Web page and app entries:
BEGIN

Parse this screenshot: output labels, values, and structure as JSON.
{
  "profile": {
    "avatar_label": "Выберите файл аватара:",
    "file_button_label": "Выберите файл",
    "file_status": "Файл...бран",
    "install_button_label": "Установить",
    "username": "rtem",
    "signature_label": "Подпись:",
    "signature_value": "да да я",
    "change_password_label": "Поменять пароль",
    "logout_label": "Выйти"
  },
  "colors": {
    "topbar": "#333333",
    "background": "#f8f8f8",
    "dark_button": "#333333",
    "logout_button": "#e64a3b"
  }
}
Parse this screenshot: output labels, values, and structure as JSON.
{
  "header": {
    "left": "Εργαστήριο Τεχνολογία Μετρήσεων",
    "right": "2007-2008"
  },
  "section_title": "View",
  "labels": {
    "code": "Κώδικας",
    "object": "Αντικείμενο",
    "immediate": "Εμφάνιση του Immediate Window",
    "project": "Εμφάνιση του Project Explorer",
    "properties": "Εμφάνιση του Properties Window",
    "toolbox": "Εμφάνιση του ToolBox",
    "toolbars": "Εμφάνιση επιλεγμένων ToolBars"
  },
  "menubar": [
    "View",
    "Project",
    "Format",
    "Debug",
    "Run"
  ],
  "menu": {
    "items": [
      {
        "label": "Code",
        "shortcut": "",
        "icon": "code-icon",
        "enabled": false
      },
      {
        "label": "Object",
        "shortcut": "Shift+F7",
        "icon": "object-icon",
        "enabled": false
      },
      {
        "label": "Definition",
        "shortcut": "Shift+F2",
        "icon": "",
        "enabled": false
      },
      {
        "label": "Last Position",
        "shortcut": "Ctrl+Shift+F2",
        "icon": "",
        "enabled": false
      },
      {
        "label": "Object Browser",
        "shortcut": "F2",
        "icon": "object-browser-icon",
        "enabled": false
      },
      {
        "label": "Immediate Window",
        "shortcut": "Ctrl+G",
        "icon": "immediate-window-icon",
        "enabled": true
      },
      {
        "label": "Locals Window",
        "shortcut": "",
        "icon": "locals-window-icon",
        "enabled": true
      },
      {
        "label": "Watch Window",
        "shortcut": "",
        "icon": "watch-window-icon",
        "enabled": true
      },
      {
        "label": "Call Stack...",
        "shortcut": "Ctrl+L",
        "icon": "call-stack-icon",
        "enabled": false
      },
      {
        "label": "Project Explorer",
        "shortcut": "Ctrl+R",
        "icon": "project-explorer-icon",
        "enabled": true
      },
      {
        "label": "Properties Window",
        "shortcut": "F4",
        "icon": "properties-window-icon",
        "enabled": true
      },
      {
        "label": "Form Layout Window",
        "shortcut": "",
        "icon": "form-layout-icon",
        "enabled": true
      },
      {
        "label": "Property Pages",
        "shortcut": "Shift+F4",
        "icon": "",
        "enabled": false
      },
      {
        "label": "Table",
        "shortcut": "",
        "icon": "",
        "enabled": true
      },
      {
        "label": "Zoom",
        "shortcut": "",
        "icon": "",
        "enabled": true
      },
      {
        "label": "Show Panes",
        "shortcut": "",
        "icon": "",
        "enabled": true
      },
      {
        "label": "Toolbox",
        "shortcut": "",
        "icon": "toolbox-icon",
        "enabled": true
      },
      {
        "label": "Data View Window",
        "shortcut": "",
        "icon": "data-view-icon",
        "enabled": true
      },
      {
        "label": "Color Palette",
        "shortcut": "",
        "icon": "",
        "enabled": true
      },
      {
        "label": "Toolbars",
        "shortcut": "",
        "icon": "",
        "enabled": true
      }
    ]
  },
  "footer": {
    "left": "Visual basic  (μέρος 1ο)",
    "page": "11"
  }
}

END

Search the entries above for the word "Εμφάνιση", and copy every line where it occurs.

    "immediate": "Εμφάνιση του Immediate Window",
    "project": "Εμφάνιση του Project Explorer",
    "properties": "Εμφάνιση του Properties Window",
    "toolbox": "Εμφάνιση του ToolBox",
    "toolbars": "Εμφάνιση επιλεγμένων ToolBars"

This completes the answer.